Saved entries:

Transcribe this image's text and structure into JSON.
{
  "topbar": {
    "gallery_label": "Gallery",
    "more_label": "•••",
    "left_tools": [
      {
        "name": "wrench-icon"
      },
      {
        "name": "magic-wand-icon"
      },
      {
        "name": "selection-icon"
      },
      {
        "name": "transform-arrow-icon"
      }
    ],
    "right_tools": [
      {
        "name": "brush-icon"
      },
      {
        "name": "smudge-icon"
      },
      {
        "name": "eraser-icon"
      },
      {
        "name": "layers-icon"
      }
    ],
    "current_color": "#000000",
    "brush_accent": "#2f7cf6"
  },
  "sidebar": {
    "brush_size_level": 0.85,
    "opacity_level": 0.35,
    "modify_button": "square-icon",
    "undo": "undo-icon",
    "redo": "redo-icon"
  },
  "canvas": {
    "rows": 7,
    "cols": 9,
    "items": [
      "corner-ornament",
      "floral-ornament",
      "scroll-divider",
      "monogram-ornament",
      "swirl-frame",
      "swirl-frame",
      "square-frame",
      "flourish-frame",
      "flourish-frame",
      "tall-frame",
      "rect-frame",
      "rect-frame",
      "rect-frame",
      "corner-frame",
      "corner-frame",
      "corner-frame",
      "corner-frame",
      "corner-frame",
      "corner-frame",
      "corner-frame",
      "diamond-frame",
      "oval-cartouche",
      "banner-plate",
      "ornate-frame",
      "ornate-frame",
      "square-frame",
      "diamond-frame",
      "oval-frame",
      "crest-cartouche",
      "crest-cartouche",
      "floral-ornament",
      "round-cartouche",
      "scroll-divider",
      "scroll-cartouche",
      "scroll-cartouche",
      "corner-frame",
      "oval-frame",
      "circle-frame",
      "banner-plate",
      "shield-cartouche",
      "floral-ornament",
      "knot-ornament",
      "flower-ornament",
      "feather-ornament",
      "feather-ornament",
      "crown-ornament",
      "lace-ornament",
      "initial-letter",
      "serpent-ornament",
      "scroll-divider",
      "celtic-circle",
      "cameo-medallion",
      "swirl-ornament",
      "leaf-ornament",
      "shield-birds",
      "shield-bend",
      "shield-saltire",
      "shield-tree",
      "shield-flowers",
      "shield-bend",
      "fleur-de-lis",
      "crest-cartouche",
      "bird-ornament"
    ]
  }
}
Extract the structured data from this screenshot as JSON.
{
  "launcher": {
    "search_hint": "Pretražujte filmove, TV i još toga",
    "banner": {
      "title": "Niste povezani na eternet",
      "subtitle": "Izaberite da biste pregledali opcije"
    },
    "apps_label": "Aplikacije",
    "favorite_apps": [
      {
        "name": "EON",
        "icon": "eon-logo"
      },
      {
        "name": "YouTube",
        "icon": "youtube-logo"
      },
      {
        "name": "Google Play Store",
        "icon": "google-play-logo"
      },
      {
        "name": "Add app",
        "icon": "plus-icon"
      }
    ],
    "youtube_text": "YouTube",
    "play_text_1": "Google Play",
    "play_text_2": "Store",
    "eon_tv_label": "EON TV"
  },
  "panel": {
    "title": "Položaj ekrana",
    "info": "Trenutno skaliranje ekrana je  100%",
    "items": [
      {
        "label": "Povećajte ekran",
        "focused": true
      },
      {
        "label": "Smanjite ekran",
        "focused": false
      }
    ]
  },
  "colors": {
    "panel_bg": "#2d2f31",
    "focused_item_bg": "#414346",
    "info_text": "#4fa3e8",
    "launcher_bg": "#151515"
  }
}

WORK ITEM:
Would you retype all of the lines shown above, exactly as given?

PROBLEM SOLUTION:
Transcribe this image's text and structure into JSON.
{
  "topbar": {
    "gallery_label": "Gallery",
    "more_label": "•••",
    "left_tools": [
      {
        "name": "wrench-icon"
      },
      {
        "name": "magic-wand-icon"
      },
      {
        "name": "selection-icon"
      },
      {
        "name": "transform-arrow-icon"
      }
    ],
    "right_tools": [
      {
        "name": "brush-icon"
      },
      {
        "name": "smudge-icon"
      },
      {
        "name": "eraser-icon"
      },
      {
        "name": "layers-icon"
      }
    ],
    "current_color": "#000000",
    "brush_accent": "#2f7cf6"
  },
  "sidebar": {
    "brush_size_level": 0.85,
    "opacity_level": 0.35,
    "modify_button": "square-icon",
    "undo": "undo-icon",
    "redo": "redo-icon"
  },
  "canvas": {
    "rows": 7,
    "cols": 9,
    "items": [
      "corner-ornament",
      "floral-ornament",
      "scroll-divider",
      "monogram-ornament",
      "swirl-frame",
      "swirl-frame",
      "square-frame",
      "flourish-frame",
      "flourish-frame",
      "tall-frame",
      "rect-frame",
      "rect-frame",
      "rect-frame",
      "corner-frame",
      "corner-frame",
      "corner-frame",
      "corner-frame",
      "corner-frame",
      "corner-frame",
      "corner-frame",
      "diamond-frame",
      "oval-cartouche",
      "banner-plate",
      "ornate-frame",
      "ornate-frame",
      "square-frame",
      "diamond-frame",
      "oval-frame",
      "crest-cartouche",
      "crest-cartouche",
      "floral-ornament",
      "round-cartouche",
      "scroll-divider",
      "scroll-cartouche",
      "scroll-cartouche",
      "corner-frame",
      "oval-frame",
      "circle-frame",
      "banner-plate",
      "shield-cartouche",
      "floral-ornament",
      "knot-ornament",
      "flower-ornament",
      "feather-ornament",
      "feather-ornament",
      "crown-ornament",
      "lace-ornament",
      "initial-letter",
      "serpent-ornament",
      "scroll-divider",
      "celtic-circle",
      "cameo-medallion",
      "swirl-ornament",
      "leaf-ornament",
      "shield-birds",
      "shield-bend",
      "shield-saltire",
      "shield-tree",
      "shield-flowers",
      "shield-bend",
      "fleur-de-lis",
      "crest-cartouche",
      "bird-ornament"
    ]
  }
}
Extract the structured data from this screenshot as JSON.
{
  "launcher": {
    "search_hint": "Pretražujte filmove, TV i još toga",
    "banner": {
      "title": "Niste povezani na eternet",
      "subtitle": "Izaberite da biste pregledali opcije"
    },
    "apps_label": "Aplikacije",
    "favorite_apps": [
      {
        "name": "EON",
        "icon": "eon-logo"
      },
      {
        "name": "YouTube",
        "icon": "youtube-logo"
      },
      {
        "name": "Google Play Store",
        "icon": "google-play-logo"
      },
      {
        "name": "Add app",
        "icon": "plus-icon"
      }
    ],
    "youtube_text": "YouTube",
    "play_text_1": "Google Play",
    "play_text_2": "Store",
    "eon_tv_label": "EON TV"
  },
  "panel": {
    "title": "Položaj ekrana",
    "info": "Trenutno skaliranje ekrana je  100%",
    "items": [
      {
        "label": "Povećajte ekran",
        "focused": true
      },
      {
        "label": "Smanjite ekran",
        "focused": false
      }
    ]
  },
  "colors": {
    "panel_bg": "#2d2f31",
    "focused_item_bg": "#414346",
    "info_text": "#4fa3e8",
    "launcher_bg": "#151515"
  }
}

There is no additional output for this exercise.